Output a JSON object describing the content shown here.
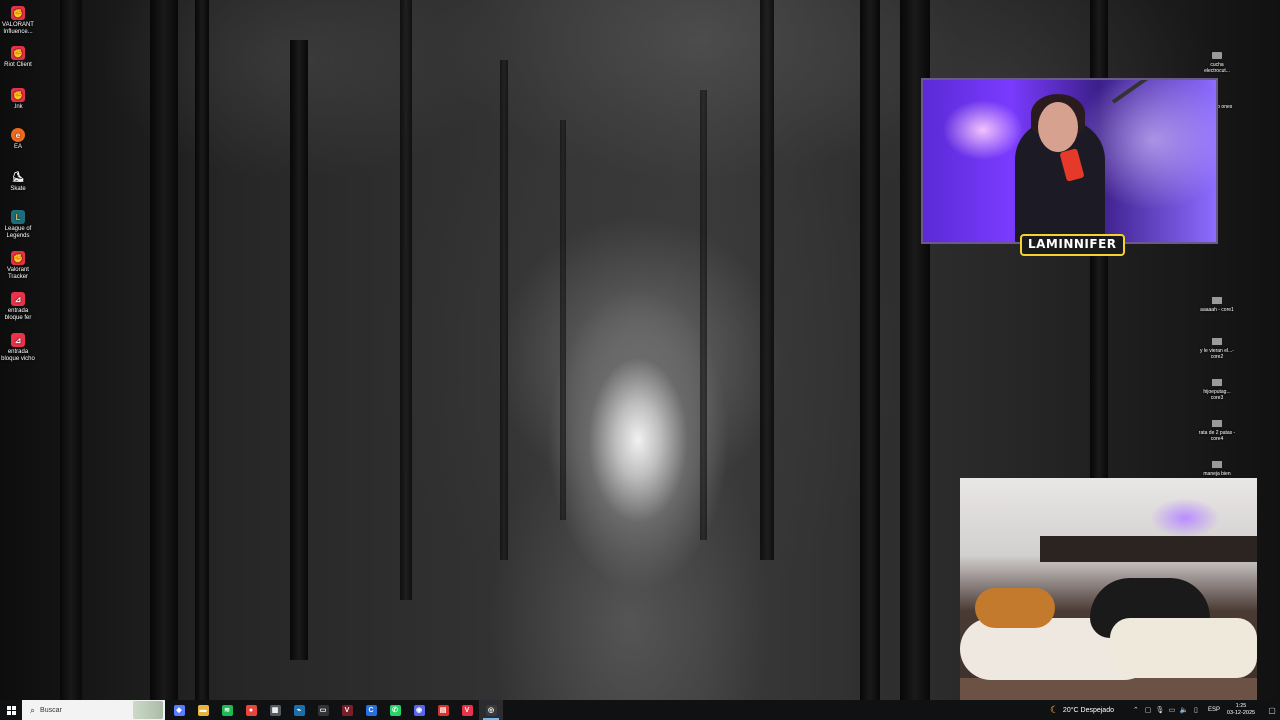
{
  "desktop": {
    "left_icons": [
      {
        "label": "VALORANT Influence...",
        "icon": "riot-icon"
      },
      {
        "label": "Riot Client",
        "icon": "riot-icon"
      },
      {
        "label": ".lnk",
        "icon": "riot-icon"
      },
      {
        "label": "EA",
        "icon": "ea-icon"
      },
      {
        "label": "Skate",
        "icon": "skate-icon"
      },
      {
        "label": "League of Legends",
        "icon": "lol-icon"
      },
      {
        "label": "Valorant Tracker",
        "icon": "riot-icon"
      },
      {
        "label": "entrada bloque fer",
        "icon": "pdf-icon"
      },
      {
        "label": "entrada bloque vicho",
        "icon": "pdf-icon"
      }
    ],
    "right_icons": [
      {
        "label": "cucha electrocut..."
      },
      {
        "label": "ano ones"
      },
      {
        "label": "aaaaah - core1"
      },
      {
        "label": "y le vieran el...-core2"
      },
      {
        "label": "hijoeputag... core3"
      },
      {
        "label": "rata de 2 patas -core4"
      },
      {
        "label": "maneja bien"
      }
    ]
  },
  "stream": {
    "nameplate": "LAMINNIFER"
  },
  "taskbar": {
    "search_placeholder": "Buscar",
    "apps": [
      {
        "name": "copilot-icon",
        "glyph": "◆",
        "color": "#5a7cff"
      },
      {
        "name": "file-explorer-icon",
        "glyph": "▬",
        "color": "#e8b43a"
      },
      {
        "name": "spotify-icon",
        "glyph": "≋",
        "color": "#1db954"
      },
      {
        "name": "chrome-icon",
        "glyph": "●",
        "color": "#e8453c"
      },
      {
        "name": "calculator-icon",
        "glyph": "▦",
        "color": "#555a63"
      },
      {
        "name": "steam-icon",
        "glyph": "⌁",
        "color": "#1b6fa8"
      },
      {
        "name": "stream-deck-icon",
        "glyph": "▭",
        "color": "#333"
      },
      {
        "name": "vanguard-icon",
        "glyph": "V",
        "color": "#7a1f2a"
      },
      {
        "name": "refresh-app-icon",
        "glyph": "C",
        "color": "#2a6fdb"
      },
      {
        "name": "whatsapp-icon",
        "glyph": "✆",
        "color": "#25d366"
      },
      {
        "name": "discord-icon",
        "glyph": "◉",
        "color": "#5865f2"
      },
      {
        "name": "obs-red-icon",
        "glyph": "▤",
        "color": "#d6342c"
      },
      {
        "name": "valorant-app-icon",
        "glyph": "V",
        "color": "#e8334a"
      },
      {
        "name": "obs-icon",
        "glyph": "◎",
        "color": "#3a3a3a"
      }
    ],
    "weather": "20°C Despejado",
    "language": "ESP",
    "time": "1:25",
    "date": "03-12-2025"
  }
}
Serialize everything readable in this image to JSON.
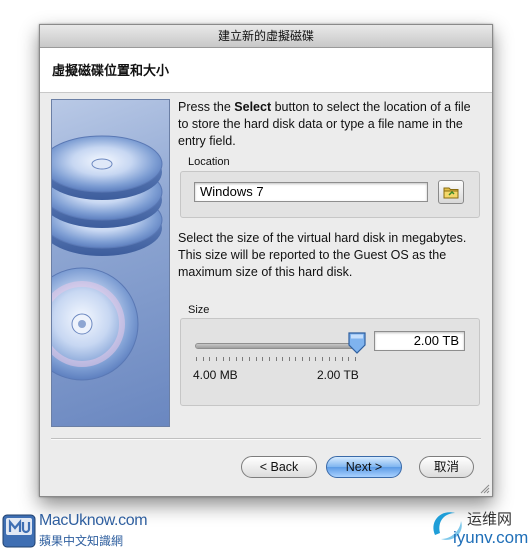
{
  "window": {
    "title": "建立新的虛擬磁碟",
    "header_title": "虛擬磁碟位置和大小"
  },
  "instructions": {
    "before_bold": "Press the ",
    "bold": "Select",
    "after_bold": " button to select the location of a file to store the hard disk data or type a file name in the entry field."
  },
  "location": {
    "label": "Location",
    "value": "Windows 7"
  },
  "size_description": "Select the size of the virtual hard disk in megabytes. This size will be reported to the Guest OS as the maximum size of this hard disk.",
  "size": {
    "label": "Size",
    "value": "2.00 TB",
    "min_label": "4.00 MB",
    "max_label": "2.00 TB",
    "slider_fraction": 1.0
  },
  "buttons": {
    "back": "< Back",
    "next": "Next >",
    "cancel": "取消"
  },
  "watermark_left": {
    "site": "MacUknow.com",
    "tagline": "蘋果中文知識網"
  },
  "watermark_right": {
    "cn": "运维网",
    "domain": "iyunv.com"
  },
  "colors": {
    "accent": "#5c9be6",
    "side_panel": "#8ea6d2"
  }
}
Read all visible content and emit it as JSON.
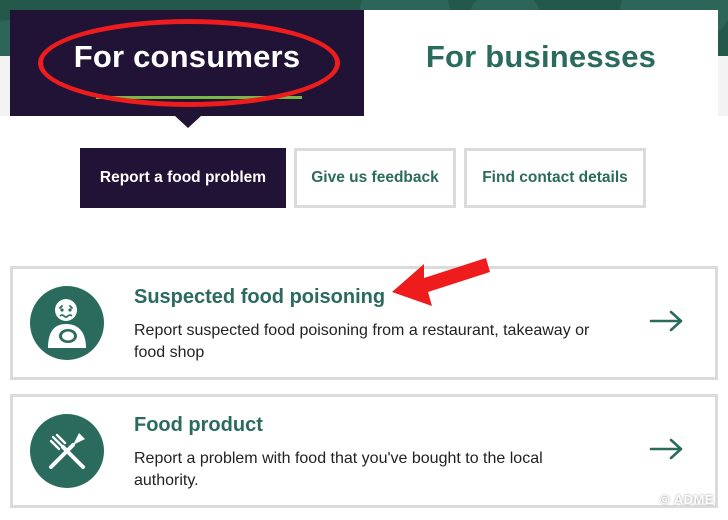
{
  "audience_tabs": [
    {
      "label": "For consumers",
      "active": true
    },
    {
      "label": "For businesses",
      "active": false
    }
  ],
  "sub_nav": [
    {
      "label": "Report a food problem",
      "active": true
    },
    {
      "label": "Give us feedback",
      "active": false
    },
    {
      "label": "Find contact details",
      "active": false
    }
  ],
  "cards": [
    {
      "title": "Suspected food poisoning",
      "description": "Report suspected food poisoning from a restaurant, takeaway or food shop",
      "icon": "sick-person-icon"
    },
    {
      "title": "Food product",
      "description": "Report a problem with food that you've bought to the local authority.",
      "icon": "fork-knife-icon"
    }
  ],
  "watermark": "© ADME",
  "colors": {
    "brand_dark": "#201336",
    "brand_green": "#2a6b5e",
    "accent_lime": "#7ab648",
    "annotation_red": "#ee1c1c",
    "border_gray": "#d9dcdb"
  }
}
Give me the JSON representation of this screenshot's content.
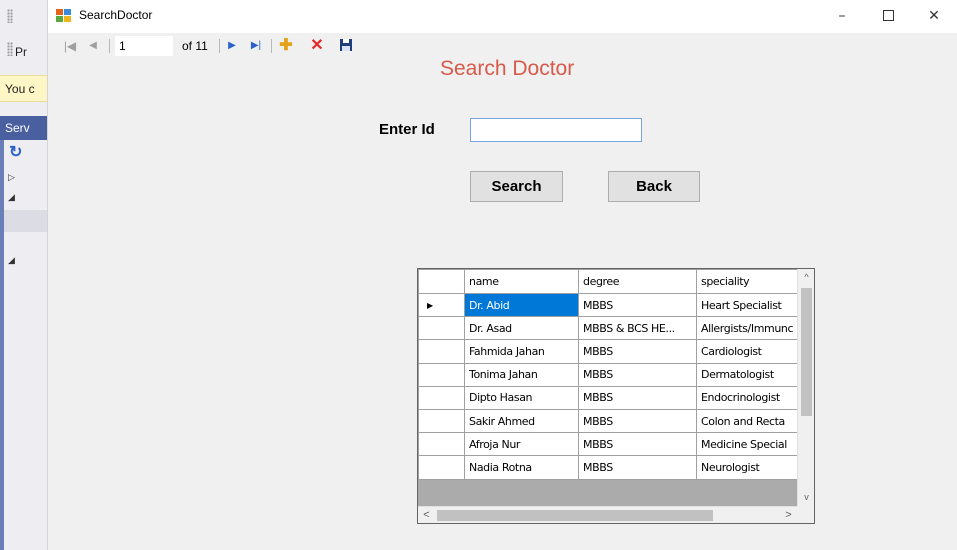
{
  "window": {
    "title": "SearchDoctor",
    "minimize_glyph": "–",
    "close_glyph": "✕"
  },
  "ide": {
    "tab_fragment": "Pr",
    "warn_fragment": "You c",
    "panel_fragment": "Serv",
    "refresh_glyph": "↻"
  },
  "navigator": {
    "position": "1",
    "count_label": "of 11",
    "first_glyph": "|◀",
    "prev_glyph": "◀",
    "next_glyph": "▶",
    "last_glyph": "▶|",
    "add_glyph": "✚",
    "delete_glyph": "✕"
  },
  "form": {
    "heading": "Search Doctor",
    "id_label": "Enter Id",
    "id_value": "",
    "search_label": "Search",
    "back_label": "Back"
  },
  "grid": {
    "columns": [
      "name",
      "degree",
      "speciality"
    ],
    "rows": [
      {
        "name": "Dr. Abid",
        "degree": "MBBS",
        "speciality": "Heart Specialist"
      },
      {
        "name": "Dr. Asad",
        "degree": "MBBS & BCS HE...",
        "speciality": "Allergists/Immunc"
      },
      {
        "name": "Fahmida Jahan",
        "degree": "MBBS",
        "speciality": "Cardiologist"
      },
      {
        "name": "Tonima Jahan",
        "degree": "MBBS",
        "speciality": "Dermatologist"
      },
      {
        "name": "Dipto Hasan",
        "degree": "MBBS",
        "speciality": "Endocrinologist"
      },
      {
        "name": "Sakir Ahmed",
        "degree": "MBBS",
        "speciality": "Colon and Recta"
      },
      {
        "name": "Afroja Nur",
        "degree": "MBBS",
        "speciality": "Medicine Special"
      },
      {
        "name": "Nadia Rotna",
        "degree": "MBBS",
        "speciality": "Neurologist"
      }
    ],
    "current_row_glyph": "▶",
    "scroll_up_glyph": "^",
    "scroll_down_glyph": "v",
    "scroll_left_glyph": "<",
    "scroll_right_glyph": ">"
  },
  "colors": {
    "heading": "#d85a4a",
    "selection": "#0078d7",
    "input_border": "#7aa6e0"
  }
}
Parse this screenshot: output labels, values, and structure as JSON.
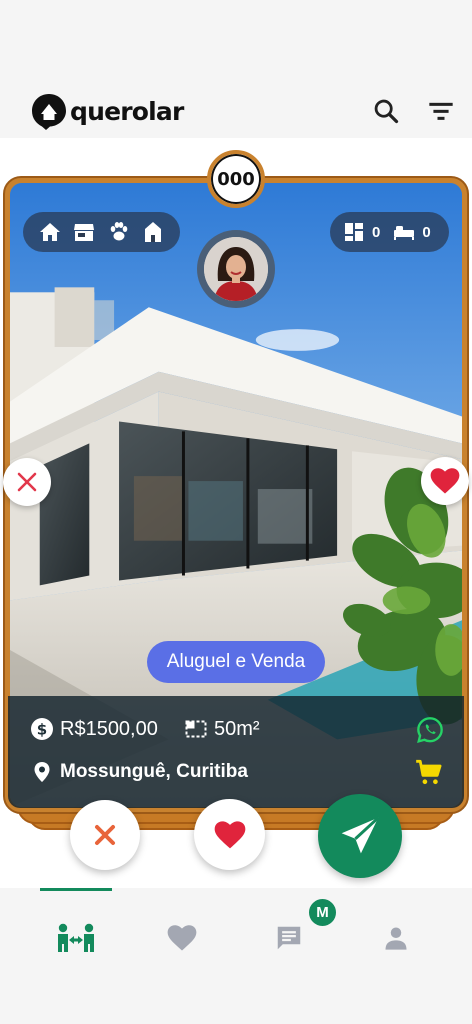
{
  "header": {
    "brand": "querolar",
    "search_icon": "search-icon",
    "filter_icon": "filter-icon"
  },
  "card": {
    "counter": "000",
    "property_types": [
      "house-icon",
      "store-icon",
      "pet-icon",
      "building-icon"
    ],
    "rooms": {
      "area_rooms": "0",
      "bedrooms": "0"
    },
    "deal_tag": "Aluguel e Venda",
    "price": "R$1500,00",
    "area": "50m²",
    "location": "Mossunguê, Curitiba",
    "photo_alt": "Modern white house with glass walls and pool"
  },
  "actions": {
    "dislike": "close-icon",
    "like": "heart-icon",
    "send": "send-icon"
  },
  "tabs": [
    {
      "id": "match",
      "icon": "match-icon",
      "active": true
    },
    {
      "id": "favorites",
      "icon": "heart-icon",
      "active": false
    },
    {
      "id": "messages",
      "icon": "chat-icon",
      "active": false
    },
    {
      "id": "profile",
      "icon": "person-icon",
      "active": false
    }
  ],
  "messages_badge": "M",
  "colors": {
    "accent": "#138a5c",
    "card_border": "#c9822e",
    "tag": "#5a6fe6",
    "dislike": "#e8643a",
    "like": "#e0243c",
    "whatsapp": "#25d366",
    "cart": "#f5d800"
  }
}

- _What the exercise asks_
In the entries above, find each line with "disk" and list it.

- _Solution to this problem_
    "after_bold": " button to select the location of a file to store the hard disk data or type a file name in the entry field."
  "size_description": "Select the size of the virtual hard disk in megabytes. This size will be reported to the Guest OS as the maximum size of this hard disk.",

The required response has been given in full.